→ ASSIGNED TASK: Which lines below contain the word "Index"? Copy each one.
——————
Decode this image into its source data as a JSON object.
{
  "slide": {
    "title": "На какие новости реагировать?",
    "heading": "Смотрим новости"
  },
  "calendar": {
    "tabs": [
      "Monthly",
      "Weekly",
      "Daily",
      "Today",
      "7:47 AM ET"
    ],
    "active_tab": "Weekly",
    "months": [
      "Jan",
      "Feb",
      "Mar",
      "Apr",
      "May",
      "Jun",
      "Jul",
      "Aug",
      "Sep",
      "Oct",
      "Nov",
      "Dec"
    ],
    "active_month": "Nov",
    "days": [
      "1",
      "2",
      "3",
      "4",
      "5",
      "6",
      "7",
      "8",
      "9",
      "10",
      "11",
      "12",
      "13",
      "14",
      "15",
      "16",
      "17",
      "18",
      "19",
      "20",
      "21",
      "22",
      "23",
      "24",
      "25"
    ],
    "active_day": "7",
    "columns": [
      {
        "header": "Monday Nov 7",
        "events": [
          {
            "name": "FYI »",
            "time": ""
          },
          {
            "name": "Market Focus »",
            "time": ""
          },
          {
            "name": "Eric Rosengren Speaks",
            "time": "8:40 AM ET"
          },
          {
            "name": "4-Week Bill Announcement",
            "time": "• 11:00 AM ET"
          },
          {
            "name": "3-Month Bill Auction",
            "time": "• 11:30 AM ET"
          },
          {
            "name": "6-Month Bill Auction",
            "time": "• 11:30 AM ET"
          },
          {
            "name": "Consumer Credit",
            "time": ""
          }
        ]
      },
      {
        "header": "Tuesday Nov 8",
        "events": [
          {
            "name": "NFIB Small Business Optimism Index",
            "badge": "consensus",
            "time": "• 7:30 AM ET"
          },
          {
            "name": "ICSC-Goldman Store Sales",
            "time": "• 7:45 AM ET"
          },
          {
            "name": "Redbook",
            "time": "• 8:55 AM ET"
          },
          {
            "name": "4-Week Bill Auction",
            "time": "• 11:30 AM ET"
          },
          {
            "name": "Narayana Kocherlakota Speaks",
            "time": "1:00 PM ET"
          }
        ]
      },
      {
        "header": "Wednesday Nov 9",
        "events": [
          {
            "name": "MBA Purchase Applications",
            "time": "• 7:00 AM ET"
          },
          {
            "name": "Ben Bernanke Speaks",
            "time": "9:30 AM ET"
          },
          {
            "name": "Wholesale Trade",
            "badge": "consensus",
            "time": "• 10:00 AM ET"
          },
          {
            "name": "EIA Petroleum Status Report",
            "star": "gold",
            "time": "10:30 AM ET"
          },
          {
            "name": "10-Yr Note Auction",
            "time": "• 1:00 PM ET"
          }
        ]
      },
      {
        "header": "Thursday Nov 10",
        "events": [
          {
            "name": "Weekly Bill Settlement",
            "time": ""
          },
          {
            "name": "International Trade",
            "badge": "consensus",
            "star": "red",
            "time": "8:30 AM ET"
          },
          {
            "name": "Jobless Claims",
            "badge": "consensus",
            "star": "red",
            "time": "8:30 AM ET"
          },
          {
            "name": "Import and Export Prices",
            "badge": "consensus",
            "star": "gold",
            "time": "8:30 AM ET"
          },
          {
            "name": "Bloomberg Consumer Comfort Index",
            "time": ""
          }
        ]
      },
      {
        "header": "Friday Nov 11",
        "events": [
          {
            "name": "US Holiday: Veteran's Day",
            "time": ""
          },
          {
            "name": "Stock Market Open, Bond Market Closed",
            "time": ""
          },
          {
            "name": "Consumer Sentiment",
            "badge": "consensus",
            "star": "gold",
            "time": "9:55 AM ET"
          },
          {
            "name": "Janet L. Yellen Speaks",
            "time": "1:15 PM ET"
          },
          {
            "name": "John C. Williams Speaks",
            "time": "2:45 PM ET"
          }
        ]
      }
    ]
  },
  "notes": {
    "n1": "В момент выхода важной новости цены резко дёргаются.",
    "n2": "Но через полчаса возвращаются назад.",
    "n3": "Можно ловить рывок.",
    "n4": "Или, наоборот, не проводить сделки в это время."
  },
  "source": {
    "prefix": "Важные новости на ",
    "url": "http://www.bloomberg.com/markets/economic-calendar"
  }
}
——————
→ REPLY:
            "name": "NFIB Small Business Optimism Index",
            "name": "Bloomberg Consumer Comfort Index",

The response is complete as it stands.